"I was definitely going for that groove, and I missed it by a mile," Byrne says with a laugh. "To this day I find certain parts of that record very disappointing because of that. But we came up with some kind of weird virtual version of what we were aiming at, which was probably good, because who needs a copy of a KC and the Sunshine Band record?"
The band's skewed vision appealed to British art-rocker Brian Eno, who was enlisted to produce the next few albums and soon would became Byrne's closest collaborator. Their 1981 side project, "My Life in the Bush of Ghosts," was one of the first records to incorporate sampling in the pre-digital era, and the Heads' 1980 album, "Remain in Light," reinvented the Heads as an art-funk juggernaut. By the time Jonathan Demme's landmark concert film, "Stop Making Sense," was released in 1984, the quartet had become one of America's greatest rock bands and Byrne was a star, albeit a highly nontraditional one.

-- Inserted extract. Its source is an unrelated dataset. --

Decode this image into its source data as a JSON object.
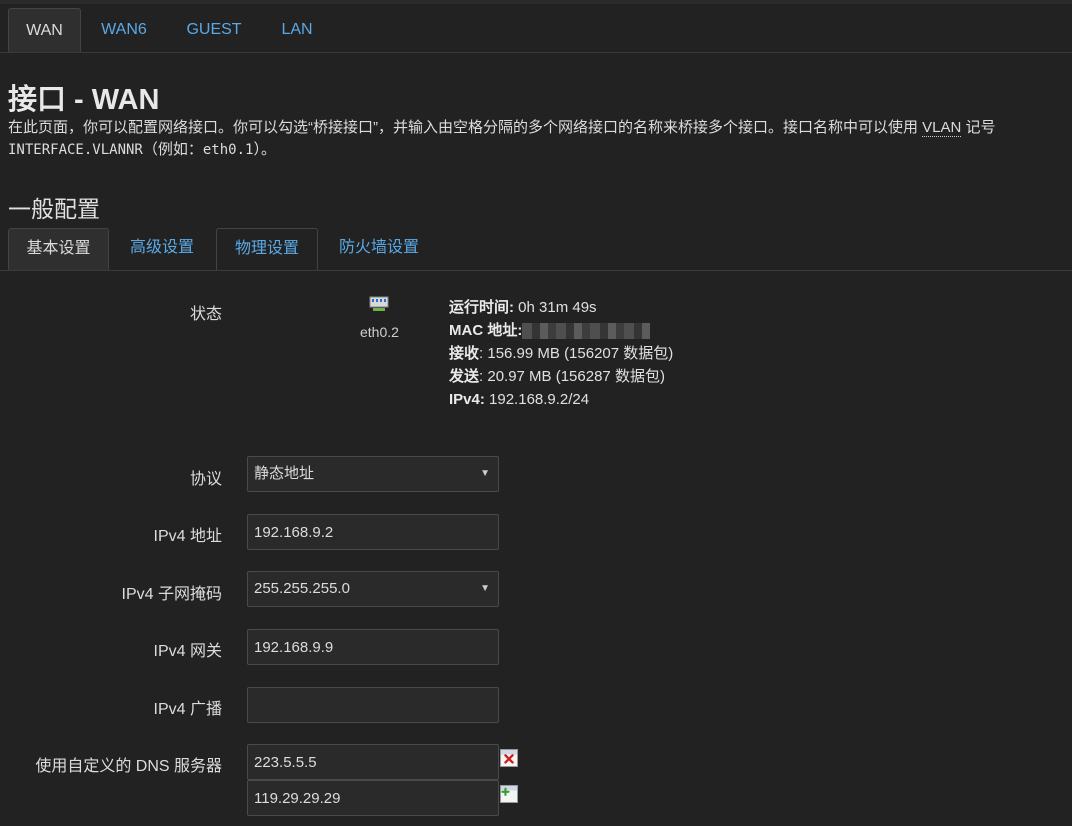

Now the Heads are long gone (they disbanded in the late '80s), and the sales of Byrne's solo records have diminished. But "Looking into the Eyeball" retains many of the characteristics that made the Heads such a pivotal rock group: sensual melodies (augmented by string arrangements), exotic but danceable rhythms, and emotionally direct songs. The disc is less than 40 minutes long, containing 13 fat-free tunes that live up to Byrne's original premise: Entertain, but throw a few curves.
"I keep making records for the same reason I jump on stage and do something foolish: I have to," he says. "Even though I am not in the center of the commercial tornado, I do feel like some kind of survivor. I've been able to make the kind of music I want to make. I've been able to do side projects and quirky things, and to make pop music the way I want to make and not cater to whatever the flavor of the month is. I've been lucky, because there aren't too many people in a position like this."